~ End.

Bottom Feeders

I was driving along on of the main streets near where I live and saw homeless woman pushing a grocery cart down the street. I’d never seen this one before. She wore a pink shirt that wasn’t enough for the cold morning. Her face had that gaunt sunken, thin mouthed, meth head look. She looked old, like elderly old, but I bet she was around forty or maybe even younger.

This was a residential neighborhood in an area with a lot of horse property, friendly folks, rolling hills, and few businesses among the homes. There is one food closet but no other social services.

My brother Val was in the car with me. He looked at to woman too. “I bet she has a couple of kids in foster care or living with relatives.”

I didn’t respond. I didn’t want to think about it. Unlike me, Val walks a darker side of the street than I do.

“Jewels, there’s two or three bottom feeders in this area. Were you aware of that?”

“The historic proliforence of ignorant trash in certain neighborhoods near here has always brought them out.”

“Seriously, I know them. The bottom feeder Vampires. They feed on the homeless, addicts, mentally ill, but mostly the homeless. They suck them almost dry then dump them at shelters, or at emergency room doors. No worry about anyone finding bodies all over the streets, or behind buildings. Everyone assumes it was some sort of drug overdose or some other fucked up shit.”

“I couldn’t do that. First of all it is disgusting. Secondly it is sad and pathetic to take advantage of those people,” I said.

“They, the Vampires, get them to the hospital more than anyone else. They give them sweet dreams that they wouldn’t get otherwise.
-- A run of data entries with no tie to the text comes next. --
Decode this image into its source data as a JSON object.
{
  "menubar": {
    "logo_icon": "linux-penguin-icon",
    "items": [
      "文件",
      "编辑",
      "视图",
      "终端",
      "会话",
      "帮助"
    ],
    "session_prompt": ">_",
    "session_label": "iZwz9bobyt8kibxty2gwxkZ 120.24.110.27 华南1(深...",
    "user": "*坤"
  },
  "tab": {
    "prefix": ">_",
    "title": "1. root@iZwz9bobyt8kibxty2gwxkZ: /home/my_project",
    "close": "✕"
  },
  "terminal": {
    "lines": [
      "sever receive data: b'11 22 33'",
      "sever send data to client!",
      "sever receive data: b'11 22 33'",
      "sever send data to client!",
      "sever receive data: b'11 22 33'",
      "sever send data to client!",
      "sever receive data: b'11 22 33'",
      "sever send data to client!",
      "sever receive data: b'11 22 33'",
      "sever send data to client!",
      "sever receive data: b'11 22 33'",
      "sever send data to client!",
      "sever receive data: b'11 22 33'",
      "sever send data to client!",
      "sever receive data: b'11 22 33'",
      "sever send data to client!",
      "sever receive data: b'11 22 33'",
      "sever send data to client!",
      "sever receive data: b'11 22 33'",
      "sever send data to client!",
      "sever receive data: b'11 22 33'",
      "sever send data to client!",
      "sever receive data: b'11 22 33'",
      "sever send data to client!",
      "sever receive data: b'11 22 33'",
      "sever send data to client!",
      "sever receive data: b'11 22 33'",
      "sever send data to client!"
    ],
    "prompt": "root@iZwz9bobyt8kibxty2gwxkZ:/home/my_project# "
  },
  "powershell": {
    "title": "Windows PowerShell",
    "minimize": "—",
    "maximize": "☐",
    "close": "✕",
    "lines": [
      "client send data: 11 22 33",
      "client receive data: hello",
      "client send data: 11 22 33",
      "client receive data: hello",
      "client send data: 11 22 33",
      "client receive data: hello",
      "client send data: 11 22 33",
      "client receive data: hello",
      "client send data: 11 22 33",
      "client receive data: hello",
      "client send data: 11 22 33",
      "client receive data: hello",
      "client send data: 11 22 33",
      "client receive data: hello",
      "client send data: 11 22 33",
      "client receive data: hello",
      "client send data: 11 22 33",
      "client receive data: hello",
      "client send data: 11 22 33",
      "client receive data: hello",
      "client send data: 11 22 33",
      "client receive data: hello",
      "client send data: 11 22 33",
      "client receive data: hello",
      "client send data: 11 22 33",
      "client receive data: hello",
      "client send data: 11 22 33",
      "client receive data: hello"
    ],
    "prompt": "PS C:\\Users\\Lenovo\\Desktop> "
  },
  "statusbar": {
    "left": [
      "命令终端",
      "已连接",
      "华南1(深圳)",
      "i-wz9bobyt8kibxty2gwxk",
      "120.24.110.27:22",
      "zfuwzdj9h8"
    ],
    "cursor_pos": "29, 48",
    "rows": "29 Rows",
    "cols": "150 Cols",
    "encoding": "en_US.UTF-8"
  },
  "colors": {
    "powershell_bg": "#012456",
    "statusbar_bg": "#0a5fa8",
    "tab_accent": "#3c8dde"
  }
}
Do look at me all disgusted. I see what is going on, especially downtown. You know what is going on. They invite me to join them. Then the unfortunate souls they feed on beg them to transform them into the Undead. It’s pathetic but it is just the way things have always been forever and ever and ever. Don’t tell me you haven’t been tempted when you’re in a pinch and can’t find some nice squeaky clean donor.”

I didn’t say anything else and changed the radio station from a stupid Linkin Park song to the Jimmy Buffet station, then to a crappy obscure hair band song. Then I turned the radio off.

Val started to talk again. “Let’s have a party. We can have a going away party and invite everyone we want to go away. Who would you invite?”

I had to smile. I couldn’t help but show my fangs.

I wasn’t thinking of the lost souls or poor homeless people who are stared at by people driving by. I wasn’t thinking of the people who need help. I wasn’t thinking of those without hope.

I was thinking about other people. You know the ones.

Yes, I know, I know, I know, I write all about positive parenting, and love, and raising your kids to be good people…but sometimes…

Sometimes we just need to be awful. Even if you’re not a Vampire it is ok to ride in the car with your brother, or a friend, or even your older child and speculate on such things. It is even ok to laugh about it.

So dear reader, if you had a Going Away Party who would you invite? Kim Jong-un? Kim Kardashian? Kim Davis? Your ex-girlfriend who slept with your best friend and still calls you once a week with all of her problems? Or just invite politicians. Take your sample ballot from the last election and invite everyone on it. Who would you invite? Take your time. Think it out. Write it down.

I turned the car into my own neighborhood. Val turned the radio back on. I didn’t recognize the song.

“Remember Juliette, the first time we went to New York City? What year was it? 1880?”

“1879,” I said.

“It was on that trip I discovered that I have a sympathy for those who live in the shadow of the Vampire bottom feeders. I don’t feed on the bottom, or rarely do, but you know, somebody needs to look out for them. I don’t really, but I have. It makes me uncomfortable but I have.”

“I know you have Val. You do it all the time but you won’t admit it. Vampires talk Val. They tell me what you’re up to. You’re a better man and a better Vampire for it. Better than most,” I told him.

He put his hand on mine. “Thanks.”

We got to my house and changed the subject. A large happy dog greeted us and peed on Val’s feet. The cats chased up up the walk. The icy wind blew our hair until we were able to get into the house. My teenager asked us, “sup?”  And we laughed.

That’s all.

~ Juliette aka Vampire Maman